(Extracted records)
----------------------------------------

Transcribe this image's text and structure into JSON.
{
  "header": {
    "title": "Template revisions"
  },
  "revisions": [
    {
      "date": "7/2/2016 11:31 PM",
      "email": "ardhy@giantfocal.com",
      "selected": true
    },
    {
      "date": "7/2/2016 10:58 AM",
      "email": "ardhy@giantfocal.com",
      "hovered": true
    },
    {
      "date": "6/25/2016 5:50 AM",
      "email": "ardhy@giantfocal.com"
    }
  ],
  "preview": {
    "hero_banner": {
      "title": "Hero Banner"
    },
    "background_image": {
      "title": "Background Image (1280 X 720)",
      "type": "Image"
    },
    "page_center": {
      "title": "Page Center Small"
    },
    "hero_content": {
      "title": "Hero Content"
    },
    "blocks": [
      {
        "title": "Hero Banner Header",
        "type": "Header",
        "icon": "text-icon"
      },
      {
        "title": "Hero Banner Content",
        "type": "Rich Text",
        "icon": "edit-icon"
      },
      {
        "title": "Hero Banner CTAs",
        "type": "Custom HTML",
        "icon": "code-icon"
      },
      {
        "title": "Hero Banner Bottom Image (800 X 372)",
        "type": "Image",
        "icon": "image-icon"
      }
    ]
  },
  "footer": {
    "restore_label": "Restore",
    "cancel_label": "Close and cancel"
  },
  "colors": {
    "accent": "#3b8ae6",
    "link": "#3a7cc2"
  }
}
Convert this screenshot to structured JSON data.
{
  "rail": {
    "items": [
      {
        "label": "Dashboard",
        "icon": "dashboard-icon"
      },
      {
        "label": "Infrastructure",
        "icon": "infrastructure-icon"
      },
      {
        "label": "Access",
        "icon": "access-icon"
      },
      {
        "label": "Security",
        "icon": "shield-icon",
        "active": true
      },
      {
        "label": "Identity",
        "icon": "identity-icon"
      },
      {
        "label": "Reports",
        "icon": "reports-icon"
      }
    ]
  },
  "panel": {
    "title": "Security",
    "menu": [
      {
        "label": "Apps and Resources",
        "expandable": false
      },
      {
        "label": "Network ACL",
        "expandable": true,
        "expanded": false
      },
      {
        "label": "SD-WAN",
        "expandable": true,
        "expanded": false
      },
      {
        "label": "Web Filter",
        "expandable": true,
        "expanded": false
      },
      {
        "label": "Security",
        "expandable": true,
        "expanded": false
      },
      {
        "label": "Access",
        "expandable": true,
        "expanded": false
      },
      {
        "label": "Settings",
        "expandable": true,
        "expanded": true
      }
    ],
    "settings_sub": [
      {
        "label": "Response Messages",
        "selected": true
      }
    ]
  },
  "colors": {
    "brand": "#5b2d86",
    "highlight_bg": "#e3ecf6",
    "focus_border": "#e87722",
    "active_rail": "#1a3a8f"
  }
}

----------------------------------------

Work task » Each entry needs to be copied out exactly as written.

Completed task »
Transcribe this image's text and structure into JSON.
{
  "header": {
    "title": "Template revisions"
  },
  "revisions": [
    {
      "date": "7/2/2016 11:31 PM",
      "email": "ardhy@giantfocal.com",
      "selected": true
    },
    {
      "date": "7/2/2016 10:58 AM",
      "email": "ardhy@giantfocal.com",
      "hovered": true
    },
    {
      "date": "6/25/2016 5:50 AM",
      "email": "ardhy@giantfocal.com"
    }
  ],
  "preview": {
    "hero_banner": {
      "title": "Hero Banner"
    },
    "background_image": {
      "title": "Background Image (1280 X 720)",
      "type": "Image"
    },
    "page_center": {
      "title": "Page Center Small"
    },
    "hero_content": {
      "title": "Hero Content"
    },
    "blocks": [
      {
        "title": "Hero Banner Header",
        "type": "Header",
        "icon": "text-icon"
      },
      {
        "title": "Hero Banner Content",
        "type": "Rich Text",
        "icon": "edit-icon"
      },
      {
        "title": "Hero Banner CTAs",
        "type": "Custom HTML",
        "icon": "code-icon"
      },
      {
        "title": "Hero Banner Bottom Image (800 X 372)",
        "type": "Image",
        "icon": "image-icon"
      }
    ]
  },
  "footer": {
    "restore_label": "Restore",
    "cancel_label": "Close and cancel"
  },
  "colors": {
    "accent": "#3b8ae6",
    "link": "#3a7cc2"
  }
}
Convert this screenshot to structured JSON data.
{
  "rail": {
    "items": [
      {
        "label": "Dashboard",
        "icon": "dashboard-icon"
      },
      {
        "label": "Infrastructure",
        "icon": "infrastructure-icon"
      },
      {
        "label": "Access",
        "icon": "access-icon"
      },
      {
        "label": "Security",
        "icon": "shield-icon",
        "active": true
      },
      {
        "label": "Identity",
        "icon": "identity-icon"
      },
      {
        "label": "Reports",
        "icon": "reports-icon"
      }
    ]
  },
  "panel": {
    "title": "Security",
    "menu": [
      {
        "label": "Apps and Resources",
        "expandable": false
      },
      {
        "label": "Network ACL",
        "expandable": true,
        "expanded": false
      },
      {
        "label": "SD-WAN",
        "expandable": true,
        "expanded": false
      },
      {
        "label": "Web Filter",
        "expandable": true,
        "expanded": false
      },
      {
        "label": "Security",
        "expandable": true,
        "expanded": false
      },
      {
        "label": "Access",
        "expandable": true,
        "expanded": false
      },
      {
        "label": "Settings",
        "expandable": true,
        "expanded": true
      }
    ],
    "settings_sub": [
      {
        "label": "Response Messages",
        "selected": true
      }
    ]
  },
  "colors": {
    "brand": "#5b2d86",
    "highlight_bg": "#e3ecf6",
    "focus_border": "#e87722",
    "active_rail": "#1a3a8f"
  }
}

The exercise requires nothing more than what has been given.